Stored data entries
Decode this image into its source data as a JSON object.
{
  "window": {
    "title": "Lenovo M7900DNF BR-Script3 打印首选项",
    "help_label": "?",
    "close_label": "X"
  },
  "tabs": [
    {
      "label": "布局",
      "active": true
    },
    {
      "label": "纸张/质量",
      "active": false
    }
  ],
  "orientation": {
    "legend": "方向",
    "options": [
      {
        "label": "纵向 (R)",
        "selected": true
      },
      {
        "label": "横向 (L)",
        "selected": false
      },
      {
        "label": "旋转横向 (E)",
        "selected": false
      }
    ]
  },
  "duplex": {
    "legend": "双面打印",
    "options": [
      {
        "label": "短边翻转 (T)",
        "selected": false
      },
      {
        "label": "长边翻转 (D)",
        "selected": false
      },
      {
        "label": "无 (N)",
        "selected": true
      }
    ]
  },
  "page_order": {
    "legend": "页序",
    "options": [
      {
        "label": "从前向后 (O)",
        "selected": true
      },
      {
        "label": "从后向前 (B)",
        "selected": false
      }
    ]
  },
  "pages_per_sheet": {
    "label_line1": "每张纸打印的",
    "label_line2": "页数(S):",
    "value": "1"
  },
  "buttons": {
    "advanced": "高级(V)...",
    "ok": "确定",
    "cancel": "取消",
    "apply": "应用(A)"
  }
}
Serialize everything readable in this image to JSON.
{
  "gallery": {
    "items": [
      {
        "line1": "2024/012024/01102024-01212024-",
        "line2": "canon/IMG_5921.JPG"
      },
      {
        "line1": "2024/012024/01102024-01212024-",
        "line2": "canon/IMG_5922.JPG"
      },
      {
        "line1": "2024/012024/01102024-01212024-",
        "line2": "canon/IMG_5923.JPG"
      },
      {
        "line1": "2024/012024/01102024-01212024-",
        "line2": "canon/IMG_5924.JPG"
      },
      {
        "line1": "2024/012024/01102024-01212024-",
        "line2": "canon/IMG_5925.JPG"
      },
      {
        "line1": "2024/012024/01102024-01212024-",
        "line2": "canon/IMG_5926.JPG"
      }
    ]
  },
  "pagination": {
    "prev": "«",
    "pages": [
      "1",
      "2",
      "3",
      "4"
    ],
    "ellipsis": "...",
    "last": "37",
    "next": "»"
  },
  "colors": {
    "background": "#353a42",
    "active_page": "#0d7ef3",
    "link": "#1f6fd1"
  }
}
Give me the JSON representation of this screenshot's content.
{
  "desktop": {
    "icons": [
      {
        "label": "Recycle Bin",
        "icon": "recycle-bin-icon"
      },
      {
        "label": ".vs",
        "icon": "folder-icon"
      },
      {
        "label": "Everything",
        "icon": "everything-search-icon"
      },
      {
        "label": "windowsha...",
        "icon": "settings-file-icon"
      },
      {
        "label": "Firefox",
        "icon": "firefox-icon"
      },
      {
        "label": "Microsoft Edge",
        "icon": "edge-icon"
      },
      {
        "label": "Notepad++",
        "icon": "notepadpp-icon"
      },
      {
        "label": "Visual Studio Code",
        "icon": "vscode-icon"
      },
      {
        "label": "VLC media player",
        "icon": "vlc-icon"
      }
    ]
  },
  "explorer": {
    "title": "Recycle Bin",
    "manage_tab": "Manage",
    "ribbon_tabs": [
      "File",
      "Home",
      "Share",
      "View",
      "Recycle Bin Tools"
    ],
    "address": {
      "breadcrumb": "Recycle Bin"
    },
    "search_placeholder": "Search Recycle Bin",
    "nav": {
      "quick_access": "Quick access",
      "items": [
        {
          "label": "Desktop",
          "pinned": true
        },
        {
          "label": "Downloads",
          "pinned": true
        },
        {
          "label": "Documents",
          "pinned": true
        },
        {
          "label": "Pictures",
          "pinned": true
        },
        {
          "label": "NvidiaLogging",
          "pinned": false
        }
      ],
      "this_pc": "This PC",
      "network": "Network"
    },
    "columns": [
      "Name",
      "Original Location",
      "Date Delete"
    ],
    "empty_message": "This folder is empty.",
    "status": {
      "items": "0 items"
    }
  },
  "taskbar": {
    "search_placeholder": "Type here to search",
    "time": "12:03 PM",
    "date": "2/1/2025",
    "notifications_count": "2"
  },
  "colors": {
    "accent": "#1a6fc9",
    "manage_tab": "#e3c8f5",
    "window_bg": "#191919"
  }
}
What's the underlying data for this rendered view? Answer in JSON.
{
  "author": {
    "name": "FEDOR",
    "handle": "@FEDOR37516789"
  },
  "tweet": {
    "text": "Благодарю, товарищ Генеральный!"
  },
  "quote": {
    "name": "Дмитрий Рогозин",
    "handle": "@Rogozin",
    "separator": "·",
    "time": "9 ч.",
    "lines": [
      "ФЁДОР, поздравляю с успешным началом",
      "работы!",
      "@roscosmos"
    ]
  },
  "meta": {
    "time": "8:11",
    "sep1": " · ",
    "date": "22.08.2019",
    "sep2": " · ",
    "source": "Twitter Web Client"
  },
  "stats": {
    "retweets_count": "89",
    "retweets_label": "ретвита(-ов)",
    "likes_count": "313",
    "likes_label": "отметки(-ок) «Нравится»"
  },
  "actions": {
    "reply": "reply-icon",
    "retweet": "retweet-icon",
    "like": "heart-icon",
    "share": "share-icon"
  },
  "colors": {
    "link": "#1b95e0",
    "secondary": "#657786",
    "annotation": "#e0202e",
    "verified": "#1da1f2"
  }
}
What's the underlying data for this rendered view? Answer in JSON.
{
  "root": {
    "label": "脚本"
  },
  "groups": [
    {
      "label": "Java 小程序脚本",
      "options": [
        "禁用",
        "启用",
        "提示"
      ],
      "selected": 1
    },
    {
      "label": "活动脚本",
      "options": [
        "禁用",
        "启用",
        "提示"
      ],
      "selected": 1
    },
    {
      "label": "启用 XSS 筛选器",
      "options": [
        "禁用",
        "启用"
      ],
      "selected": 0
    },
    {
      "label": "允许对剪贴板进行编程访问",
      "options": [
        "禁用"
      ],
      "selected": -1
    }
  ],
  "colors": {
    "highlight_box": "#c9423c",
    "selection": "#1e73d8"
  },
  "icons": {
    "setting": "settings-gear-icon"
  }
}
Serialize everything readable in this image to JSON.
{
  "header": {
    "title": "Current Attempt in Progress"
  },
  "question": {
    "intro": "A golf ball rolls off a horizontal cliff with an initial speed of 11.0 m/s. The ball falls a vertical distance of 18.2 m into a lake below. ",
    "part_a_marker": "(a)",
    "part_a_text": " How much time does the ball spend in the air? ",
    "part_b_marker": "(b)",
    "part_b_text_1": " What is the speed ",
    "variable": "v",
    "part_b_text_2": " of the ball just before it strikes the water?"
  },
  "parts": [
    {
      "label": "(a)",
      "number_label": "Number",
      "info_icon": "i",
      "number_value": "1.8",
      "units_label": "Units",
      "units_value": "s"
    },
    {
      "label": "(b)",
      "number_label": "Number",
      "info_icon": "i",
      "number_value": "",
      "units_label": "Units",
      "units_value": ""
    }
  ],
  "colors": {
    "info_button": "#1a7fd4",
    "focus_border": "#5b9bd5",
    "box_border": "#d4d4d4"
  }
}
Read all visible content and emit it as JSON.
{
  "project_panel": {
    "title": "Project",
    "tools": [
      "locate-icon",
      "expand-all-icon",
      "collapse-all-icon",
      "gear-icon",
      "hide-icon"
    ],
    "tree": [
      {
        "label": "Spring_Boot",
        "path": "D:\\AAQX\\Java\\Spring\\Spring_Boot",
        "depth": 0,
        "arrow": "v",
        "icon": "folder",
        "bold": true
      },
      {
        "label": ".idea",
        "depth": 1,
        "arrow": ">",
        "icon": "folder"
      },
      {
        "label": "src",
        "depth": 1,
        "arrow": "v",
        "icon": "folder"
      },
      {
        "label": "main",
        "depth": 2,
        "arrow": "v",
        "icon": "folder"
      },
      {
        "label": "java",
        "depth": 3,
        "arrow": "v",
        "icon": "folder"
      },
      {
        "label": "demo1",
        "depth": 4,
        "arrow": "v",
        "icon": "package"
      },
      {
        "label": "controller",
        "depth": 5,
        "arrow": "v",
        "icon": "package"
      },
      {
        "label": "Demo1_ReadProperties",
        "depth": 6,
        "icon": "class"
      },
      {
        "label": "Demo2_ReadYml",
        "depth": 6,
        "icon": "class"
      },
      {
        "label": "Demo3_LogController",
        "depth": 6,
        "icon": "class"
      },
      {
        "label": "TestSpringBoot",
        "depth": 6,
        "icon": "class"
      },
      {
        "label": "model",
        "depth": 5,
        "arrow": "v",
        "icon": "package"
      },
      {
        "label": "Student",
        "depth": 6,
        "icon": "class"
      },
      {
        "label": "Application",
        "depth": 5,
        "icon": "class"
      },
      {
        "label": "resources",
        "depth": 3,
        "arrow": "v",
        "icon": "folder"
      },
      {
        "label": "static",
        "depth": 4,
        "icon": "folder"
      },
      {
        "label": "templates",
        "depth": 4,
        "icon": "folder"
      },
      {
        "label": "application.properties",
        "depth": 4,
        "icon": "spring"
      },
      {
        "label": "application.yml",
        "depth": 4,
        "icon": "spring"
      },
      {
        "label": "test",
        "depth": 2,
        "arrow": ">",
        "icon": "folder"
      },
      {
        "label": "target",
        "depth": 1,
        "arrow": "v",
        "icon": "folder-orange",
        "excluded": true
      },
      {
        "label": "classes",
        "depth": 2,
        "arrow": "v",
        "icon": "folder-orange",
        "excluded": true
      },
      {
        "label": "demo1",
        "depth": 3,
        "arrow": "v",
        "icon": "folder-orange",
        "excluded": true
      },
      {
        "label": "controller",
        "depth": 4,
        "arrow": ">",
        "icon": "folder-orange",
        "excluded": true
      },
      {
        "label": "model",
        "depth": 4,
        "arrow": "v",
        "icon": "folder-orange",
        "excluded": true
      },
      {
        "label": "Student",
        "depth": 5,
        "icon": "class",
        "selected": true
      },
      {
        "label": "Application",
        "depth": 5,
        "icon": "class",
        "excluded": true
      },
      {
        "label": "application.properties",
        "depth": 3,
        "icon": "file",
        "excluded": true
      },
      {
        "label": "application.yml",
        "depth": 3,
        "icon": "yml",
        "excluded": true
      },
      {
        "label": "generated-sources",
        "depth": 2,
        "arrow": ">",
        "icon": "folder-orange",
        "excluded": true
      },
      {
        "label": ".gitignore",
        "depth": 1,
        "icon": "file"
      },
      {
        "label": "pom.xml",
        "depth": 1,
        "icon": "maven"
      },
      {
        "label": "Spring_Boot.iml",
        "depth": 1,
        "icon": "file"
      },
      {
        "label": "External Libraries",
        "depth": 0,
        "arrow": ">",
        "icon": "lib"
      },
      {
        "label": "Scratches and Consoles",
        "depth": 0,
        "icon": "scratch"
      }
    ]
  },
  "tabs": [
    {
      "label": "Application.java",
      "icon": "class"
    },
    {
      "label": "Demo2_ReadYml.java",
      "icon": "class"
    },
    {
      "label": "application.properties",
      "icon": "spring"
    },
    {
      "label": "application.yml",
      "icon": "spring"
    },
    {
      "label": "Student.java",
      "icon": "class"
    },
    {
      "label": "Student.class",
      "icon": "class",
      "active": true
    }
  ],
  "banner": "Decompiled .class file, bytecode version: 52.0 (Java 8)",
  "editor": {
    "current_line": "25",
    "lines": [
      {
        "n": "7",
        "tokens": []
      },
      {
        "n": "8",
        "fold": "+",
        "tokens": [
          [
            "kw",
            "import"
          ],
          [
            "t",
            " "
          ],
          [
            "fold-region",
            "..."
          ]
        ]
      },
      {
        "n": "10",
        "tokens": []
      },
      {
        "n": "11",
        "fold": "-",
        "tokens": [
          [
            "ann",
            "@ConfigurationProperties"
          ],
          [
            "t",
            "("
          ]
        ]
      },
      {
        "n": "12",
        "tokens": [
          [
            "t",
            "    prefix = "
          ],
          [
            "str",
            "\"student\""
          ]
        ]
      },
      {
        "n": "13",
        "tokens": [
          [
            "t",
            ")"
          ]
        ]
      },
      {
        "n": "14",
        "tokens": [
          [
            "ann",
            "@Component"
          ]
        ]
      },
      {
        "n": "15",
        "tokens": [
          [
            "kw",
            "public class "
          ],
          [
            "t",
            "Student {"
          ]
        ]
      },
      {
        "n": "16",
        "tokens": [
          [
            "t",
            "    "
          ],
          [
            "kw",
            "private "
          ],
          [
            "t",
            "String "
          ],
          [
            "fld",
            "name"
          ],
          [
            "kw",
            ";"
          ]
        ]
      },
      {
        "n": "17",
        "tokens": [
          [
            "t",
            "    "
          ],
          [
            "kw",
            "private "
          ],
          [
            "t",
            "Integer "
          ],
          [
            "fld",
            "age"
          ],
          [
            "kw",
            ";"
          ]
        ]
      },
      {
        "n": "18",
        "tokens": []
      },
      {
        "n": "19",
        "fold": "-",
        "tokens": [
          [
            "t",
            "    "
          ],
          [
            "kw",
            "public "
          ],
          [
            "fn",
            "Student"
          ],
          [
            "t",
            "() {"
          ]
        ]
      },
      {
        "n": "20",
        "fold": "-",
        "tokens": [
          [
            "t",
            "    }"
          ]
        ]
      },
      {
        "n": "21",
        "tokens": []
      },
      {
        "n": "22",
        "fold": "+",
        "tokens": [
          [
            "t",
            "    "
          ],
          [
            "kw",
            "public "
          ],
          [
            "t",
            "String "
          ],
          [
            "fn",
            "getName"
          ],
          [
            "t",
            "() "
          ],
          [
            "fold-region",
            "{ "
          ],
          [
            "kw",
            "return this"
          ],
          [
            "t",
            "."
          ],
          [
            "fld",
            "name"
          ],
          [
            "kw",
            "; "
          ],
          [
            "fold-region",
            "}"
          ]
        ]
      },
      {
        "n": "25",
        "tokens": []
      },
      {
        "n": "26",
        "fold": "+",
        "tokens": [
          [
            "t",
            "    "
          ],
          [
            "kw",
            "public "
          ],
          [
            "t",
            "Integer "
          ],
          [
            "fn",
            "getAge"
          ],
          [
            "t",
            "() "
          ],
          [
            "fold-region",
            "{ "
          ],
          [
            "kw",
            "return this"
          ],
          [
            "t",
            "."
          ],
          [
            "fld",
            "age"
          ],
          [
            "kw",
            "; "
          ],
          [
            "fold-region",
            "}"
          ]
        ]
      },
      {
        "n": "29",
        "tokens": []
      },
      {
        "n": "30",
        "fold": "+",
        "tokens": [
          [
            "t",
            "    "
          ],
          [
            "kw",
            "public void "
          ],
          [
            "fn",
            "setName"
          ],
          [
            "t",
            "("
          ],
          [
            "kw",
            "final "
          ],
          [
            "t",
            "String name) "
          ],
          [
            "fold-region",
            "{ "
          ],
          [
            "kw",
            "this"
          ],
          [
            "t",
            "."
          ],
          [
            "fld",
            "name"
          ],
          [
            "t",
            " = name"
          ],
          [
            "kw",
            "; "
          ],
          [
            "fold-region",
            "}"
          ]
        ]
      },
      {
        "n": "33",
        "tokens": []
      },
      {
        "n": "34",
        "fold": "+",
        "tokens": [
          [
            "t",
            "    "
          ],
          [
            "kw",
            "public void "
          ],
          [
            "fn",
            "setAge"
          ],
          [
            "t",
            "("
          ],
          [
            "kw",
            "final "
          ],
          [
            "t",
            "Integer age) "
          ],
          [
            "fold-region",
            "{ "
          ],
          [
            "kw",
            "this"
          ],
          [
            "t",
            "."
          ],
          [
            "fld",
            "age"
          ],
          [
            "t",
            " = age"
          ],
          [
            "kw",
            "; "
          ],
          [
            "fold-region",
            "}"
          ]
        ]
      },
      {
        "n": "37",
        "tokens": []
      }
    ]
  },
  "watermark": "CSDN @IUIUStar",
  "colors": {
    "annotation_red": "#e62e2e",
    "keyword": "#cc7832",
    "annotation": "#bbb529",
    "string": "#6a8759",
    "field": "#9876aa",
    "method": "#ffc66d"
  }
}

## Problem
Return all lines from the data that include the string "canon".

## Solution for this task
        "line2": "canon/IMG_5921.JPG"
        "line2": "canon/IMG_5922.JPG"
        "line2": "canon/IMG_5923.JPG"
        "line2": "canon/IMG_5924.JPG"
        "line2": "canon/IMG_5925.JPG"
        "line2": "canon/IMG_5926.JPG"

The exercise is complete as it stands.